* Data shown *
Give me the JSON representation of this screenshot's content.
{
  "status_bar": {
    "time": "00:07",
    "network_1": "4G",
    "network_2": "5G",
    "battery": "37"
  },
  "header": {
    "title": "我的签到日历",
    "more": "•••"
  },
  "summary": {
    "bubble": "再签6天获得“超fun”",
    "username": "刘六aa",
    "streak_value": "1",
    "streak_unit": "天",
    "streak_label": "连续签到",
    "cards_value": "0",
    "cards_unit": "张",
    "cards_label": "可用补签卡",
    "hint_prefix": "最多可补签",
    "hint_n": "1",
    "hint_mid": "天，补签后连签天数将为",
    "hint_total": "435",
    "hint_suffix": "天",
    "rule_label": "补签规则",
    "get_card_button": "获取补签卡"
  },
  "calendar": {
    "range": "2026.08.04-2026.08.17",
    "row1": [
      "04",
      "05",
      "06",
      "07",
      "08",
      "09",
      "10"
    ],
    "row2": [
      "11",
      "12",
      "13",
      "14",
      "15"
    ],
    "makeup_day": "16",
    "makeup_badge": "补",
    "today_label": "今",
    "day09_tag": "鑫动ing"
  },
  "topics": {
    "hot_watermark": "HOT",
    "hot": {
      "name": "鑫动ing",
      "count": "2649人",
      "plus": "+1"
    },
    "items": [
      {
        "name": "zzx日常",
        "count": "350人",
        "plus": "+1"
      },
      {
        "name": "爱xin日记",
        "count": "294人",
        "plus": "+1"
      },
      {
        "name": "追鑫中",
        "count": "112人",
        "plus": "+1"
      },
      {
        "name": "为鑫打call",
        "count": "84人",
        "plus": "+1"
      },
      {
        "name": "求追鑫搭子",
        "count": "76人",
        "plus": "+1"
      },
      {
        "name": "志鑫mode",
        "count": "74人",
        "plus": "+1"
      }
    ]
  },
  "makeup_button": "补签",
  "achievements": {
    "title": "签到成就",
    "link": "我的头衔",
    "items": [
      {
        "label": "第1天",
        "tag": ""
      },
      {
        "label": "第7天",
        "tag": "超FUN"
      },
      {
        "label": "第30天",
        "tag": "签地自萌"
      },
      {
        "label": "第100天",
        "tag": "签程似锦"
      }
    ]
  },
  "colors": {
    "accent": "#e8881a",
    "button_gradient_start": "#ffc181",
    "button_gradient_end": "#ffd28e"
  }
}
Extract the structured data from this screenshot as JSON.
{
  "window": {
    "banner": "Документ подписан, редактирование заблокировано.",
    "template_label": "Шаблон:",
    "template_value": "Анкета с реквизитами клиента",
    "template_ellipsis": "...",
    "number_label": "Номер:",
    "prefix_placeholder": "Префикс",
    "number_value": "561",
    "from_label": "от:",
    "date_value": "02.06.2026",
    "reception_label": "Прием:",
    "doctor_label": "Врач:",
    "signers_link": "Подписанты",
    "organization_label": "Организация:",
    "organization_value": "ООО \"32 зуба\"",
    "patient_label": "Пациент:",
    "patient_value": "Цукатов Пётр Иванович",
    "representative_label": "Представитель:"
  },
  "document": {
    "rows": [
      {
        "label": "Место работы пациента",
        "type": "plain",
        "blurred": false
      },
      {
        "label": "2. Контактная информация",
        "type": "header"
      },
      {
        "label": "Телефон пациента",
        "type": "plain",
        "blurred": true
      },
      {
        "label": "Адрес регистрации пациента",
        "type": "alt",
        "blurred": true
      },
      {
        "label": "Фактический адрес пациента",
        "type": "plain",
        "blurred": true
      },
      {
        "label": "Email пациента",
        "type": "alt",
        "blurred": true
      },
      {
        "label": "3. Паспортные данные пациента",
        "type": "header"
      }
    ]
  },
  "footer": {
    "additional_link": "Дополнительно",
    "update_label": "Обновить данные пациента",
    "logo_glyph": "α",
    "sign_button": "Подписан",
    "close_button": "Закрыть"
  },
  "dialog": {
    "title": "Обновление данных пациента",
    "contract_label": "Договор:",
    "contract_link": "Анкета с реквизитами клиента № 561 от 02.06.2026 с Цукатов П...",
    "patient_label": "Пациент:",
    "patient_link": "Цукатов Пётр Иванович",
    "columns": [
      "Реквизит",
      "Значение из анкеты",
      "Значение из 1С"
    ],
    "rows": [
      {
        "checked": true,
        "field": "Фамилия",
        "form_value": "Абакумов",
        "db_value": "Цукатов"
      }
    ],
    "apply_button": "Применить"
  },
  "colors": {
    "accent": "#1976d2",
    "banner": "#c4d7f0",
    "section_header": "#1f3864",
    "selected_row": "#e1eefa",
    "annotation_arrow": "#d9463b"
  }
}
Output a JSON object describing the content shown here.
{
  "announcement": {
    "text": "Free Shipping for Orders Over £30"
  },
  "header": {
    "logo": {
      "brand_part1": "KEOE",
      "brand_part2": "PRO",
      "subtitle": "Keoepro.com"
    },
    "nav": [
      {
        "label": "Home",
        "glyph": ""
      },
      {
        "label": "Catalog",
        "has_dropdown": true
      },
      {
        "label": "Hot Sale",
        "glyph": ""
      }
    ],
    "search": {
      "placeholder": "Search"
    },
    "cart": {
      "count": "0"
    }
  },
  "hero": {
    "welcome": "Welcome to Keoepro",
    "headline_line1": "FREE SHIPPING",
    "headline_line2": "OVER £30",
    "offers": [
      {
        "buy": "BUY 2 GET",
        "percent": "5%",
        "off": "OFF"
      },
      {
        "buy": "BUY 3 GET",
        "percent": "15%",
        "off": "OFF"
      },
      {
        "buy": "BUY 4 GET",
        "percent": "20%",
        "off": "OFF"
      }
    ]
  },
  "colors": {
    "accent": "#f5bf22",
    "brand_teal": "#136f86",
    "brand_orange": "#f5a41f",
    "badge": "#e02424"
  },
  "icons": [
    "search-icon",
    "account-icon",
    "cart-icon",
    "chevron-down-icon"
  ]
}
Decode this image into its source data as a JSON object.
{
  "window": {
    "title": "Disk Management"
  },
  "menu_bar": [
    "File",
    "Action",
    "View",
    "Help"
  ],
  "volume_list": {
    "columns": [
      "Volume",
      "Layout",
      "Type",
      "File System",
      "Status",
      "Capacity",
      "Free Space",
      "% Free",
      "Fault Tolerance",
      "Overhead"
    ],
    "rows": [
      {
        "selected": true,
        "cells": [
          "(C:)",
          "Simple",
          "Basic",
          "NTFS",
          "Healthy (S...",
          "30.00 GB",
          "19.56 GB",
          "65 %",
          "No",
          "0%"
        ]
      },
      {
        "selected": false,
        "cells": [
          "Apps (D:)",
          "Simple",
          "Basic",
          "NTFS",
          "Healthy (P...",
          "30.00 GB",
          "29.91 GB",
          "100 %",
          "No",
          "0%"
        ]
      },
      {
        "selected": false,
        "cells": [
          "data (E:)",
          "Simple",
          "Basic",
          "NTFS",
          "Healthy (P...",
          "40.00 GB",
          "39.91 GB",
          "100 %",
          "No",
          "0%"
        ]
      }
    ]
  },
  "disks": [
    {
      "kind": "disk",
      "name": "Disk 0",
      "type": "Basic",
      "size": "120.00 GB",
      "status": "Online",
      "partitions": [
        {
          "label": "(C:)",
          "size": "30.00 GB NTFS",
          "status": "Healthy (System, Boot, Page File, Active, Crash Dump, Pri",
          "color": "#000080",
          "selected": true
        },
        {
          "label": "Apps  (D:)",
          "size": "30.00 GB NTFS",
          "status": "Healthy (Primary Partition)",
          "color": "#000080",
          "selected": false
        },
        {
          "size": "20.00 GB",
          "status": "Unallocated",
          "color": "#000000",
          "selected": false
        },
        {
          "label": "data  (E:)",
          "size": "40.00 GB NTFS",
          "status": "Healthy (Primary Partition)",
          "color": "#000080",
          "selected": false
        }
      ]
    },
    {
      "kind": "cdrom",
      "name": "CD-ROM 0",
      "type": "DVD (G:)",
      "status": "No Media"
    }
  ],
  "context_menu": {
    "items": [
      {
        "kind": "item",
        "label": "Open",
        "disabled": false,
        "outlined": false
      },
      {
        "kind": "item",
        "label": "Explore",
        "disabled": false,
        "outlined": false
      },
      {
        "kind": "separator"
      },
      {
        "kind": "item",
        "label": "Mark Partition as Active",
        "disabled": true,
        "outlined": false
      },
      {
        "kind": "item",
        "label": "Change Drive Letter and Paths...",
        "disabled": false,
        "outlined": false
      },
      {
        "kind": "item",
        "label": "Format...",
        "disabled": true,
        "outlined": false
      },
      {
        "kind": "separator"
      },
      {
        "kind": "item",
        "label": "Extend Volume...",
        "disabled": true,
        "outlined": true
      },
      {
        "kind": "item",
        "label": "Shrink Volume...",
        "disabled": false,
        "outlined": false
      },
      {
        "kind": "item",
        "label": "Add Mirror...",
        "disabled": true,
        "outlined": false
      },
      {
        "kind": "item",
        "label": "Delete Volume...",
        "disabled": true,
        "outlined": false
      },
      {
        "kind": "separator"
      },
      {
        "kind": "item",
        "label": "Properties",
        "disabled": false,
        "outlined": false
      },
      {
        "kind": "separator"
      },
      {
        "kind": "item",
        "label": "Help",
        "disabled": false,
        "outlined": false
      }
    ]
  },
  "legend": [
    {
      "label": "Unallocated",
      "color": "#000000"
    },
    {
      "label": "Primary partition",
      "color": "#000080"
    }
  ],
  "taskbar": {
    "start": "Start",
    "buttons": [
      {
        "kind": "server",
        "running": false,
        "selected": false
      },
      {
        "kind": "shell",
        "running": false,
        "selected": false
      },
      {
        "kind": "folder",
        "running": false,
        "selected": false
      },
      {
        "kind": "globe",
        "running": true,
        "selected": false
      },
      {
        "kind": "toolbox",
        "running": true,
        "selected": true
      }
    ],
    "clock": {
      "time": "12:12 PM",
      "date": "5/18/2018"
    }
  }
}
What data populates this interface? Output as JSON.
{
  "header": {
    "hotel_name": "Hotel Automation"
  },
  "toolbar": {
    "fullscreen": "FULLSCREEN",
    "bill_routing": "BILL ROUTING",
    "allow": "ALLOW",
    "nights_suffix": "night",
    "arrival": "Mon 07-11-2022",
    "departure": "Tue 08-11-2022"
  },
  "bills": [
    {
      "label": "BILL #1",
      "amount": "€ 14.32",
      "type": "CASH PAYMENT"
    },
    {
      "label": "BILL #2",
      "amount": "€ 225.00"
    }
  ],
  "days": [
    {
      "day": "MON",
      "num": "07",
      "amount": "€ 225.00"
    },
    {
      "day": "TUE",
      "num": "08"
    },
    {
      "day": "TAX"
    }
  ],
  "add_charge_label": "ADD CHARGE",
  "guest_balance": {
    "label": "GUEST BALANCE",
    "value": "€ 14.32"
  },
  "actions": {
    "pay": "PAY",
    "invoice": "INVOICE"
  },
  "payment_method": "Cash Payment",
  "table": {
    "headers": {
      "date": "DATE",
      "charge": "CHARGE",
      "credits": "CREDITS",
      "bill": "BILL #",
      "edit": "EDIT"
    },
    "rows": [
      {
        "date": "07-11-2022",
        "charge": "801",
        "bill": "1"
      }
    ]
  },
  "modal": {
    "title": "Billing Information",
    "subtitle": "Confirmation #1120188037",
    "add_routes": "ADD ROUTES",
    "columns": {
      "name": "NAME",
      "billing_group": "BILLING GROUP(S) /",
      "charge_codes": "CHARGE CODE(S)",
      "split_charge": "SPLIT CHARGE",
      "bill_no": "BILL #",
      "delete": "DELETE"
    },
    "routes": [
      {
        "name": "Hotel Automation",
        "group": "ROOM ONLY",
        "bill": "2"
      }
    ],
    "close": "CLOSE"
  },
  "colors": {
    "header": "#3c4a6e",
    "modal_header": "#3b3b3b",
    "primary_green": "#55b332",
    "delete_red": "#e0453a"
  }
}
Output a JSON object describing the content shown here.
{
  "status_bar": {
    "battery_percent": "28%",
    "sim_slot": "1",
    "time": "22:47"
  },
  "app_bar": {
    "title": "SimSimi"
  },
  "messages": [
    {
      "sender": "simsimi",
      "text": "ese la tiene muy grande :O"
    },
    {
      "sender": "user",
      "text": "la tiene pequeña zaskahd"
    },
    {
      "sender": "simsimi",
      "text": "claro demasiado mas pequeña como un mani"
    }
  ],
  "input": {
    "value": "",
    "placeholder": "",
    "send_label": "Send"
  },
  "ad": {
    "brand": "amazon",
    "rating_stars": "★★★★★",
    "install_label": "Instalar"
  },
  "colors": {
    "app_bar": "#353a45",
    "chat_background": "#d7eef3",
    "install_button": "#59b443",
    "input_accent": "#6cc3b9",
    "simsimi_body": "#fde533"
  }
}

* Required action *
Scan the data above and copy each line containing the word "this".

* Worked solution *
Give me the JSON representation of this screenshot's content.
Extract the structured data from this screenshot as JSON.
Decode this image into its source data as a JSON object.
What data populates this interface? Output as JSON.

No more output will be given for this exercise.